Linguistic and Cultural Resources
Keeping the Promise


Dari/Pashto Phrasebook. The Center for Languages of the Central Asian Region at Indiana University Bloomington developed this Dari/Pashto phrasebook for people who assist with any of our Afghan guests who have arrived in the United States. The phrasebook may be used either by English speakers who are assisting or by speakers of Dari or Pashto who are being assisted.

Afghan Immigrants in the United States. Migration Policy Institute, 2021
This article provides information on the Afghan refugee and diaspora communities in the United States. The resource describes the immigration trends and growth of Afghan population in the U.S. The article also discusses themes of distribution of Afghan refugees, their English proficiency; demographics and educational backgrounds; economic and immigration status; and other factors associated with Afghan population in the United States.

An Analysis of Conflict Between Pashto and Dari Languages of Afghanistan. Central Asia Journal, 2018.
This article discusses the languages spoken in Afghanistan. Mainly, it focuses on two official languages of the country, Dari and Pashto. The article traces the history of the two languages and their paths to becoming official languages. Some linguistic similarities and differences between Dari and Pashto are also highlighted. The article also addresses historical and cultural conflicts and competition between the two languages and how this conflict is reflected in the Afghan society.

MustGo. Dari
This webpage provides information about Dari language including its history, status, grammar, phonology, and numerical system.

MustGo. Pashto
This webpage provides information about Pashto language including its history, status, grammar, phonology, and numerical system.

The Afghans Their History and Culture. Center for Applied Linguistics. The Cultural Orientation Resource Center. Culture Profile, 2002.
This resource is a basic introduction to the people, history, and cultures of Afghanistan. It is designed primarily for service providers assisting the Afghan refugees in the United States. The resource covers multiple topics on Afghan population including information on Afghan refugees in the U.S.; history and religion of Afghanistan; Afghan daily life; language, literacy, and education; and cross-cultural adjustment challenges. Even though this resource was published almost 20 years ago, most of its historical and cultural content may still be relevant.

The CIA World Factbook. Afghanistan
This page provides background on Afghanistan as well as geographical, demographic, and cultural information on Afghanistan and its people.

Translation and Interpretation Network
TIN is a premier full-service language access provider in the Dallas Fort Worth area and beyond. This success has been achieved by providing the highest quality interpreting services through professionally trained and certified interpreters, experienced translators who produce high quality document translations; and innovative, industry-leading trainings for customers and individual interpreters.

CORE Afghan Backgrounder
This backgrounder contains historical, political, and cultural information intended to cultivate a general understanding of Afghans who are arriving to the U.S. The ongoing crisis in Afghanistan is complex and spans decades.

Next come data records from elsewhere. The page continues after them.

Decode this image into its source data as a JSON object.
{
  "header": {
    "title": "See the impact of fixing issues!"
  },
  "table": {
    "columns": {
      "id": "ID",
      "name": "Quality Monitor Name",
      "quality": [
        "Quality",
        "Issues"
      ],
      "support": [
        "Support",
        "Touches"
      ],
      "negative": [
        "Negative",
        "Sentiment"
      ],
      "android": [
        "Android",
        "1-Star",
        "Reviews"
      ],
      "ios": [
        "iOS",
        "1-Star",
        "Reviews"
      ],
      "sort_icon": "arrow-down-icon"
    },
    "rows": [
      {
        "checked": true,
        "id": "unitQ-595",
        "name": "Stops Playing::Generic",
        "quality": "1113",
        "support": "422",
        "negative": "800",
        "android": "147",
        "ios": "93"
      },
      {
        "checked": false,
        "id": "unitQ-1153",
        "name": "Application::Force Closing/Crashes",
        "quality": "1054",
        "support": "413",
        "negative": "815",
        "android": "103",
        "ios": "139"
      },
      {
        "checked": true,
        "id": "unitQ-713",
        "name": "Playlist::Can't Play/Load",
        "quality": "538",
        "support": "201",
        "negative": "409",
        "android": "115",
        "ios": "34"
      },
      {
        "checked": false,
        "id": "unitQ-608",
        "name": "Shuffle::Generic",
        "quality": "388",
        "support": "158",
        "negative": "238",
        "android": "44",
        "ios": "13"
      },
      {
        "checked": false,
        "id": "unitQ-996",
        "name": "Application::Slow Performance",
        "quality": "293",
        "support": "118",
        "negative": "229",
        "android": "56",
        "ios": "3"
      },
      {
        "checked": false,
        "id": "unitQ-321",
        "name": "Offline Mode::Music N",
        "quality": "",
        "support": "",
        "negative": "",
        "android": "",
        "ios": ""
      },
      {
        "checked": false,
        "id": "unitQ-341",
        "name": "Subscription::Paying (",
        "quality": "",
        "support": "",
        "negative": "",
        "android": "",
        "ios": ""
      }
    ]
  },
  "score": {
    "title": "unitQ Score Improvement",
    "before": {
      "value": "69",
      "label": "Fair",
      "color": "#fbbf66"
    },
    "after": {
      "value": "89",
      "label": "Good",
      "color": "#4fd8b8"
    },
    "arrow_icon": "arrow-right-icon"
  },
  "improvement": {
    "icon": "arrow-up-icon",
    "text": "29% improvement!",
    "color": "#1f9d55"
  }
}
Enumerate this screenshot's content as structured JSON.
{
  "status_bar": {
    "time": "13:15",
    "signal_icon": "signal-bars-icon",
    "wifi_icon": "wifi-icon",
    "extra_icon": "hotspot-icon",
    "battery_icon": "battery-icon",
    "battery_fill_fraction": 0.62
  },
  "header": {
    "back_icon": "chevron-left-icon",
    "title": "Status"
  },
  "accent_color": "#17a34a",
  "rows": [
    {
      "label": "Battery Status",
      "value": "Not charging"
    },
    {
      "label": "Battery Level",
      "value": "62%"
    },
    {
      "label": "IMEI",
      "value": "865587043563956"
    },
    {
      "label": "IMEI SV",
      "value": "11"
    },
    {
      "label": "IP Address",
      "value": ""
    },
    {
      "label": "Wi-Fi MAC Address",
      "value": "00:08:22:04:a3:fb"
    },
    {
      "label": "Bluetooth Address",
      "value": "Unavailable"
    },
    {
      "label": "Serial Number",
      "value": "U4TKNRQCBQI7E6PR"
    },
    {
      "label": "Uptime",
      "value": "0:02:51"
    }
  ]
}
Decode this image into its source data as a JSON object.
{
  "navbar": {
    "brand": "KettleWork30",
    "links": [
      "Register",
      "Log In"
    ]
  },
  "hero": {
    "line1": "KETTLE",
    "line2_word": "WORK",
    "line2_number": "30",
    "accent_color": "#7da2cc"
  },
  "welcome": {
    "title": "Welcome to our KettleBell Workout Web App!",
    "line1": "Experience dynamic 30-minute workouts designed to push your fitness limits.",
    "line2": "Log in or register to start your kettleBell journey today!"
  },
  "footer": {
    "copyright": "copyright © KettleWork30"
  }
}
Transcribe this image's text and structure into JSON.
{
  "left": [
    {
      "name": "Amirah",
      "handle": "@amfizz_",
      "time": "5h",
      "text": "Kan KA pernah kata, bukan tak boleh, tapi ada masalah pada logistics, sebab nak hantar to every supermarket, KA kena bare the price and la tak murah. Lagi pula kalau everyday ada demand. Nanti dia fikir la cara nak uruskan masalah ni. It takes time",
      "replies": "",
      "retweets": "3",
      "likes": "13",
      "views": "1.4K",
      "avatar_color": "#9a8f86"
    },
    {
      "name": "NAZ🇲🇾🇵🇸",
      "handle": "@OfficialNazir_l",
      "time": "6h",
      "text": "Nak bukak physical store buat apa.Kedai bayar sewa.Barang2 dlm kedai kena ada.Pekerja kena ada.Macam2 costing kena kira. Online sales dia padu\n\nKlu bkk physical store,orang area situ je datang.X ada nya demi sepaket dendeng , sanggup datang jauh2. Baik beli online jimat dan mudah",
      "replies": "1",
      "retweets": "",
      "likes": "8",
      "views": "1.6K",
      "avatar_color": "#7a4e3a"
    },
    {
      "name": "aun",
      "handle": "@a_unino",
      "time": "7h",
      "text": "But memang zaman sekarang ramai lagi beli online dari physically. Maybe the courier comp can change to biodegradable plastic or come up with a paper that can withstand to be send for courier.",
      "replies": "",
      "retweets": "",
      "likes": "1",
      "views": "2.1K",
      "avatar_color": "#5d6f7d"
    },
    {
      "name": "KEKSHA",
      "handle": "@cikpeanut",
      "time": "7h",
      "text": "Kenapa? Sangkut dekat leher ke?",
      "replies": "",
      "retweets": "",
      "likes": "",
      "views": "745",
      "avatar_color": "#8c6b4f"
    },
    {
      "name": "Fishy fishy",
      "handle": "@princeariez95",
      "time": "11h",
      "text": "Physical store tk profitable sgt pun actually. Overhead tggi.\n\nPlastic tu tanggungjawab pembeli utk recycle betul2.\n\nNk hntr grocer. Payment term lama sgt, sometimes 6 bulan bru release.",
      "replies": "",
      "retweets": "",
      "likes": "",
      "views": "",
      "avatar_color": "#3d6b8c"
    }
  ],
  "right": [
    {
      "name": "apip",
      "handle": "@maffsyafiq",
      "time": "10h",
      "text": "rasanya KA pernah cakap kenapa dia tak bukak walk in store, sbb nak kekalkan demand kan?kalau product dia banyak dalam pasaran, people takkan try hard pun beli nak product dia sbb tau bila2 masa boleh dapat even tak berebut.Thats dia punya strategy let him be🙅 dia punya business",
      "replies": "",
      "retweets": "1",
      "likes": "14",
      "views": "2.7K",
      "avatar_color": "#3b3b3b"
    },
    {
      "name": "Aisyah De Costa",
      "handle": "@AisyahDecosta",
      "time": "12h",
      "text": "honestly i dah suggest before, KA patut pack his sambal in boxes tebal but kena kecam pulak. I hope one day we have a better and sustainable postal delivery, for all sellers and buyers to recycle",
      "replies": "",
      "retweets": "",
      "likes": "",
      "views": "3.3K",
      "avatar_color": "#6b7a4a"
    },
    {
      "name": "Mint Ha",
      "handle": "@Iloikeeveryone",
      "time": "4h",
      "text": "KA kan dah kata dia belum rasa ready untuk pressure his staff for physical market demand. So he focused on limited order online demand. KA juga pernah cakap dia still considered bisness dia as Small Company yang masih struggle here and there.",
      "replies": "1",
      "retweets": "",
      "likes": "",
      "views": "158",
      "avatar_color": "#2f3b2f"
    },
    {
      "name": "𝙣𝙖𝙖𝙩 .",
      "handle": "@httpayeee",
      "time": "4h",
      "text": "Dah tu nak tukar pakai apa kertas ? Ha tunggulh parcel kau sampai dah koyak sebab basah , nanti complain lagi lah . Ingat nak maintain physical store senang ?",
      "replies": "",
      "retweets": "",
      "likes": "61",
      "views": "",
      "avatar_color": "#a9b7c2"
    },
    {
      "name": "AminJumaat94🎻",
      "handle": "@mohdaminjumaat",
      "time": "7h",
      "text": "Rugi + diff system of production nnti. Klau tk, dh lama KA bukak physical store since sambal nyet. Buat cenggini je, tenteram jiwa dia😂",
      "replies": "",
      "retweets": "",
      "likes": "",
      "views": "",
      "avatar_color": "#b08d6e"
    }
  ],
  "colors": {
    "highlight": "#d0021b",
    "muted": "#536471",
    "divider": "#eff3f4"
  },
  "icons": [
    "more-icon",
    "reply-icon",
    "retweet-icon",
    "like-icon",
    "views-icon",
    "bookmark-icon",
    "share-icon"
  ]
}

CORE produced this backgrounder to aid U.S. Resettlement Agencies (RAs) and their local affiliates to provide culturally appropriate Cultural Orientation (CO) and other services to newly arrived Afghans.

Who Are the Afghan Newcomers? Understanding the Background and Socio-Cultural Strengths and Needs of Afghan Evacuees to the United States
This webinar produced by the IRC switchboard provides an overview of events leading to the displacement of Afghan newcomers to the U.S. (also known as evacuees from Afghanistan). It also covers the social and cultural aspects that distinguish this population from other refugee groups in the United States. This webinar is aimed at all resettlement service providers who will be working with incoming Afghan clients, including humanitarian parolees, Special Immigrant Visa (SIV) holders, and others.

Last Modified: 03/21/2022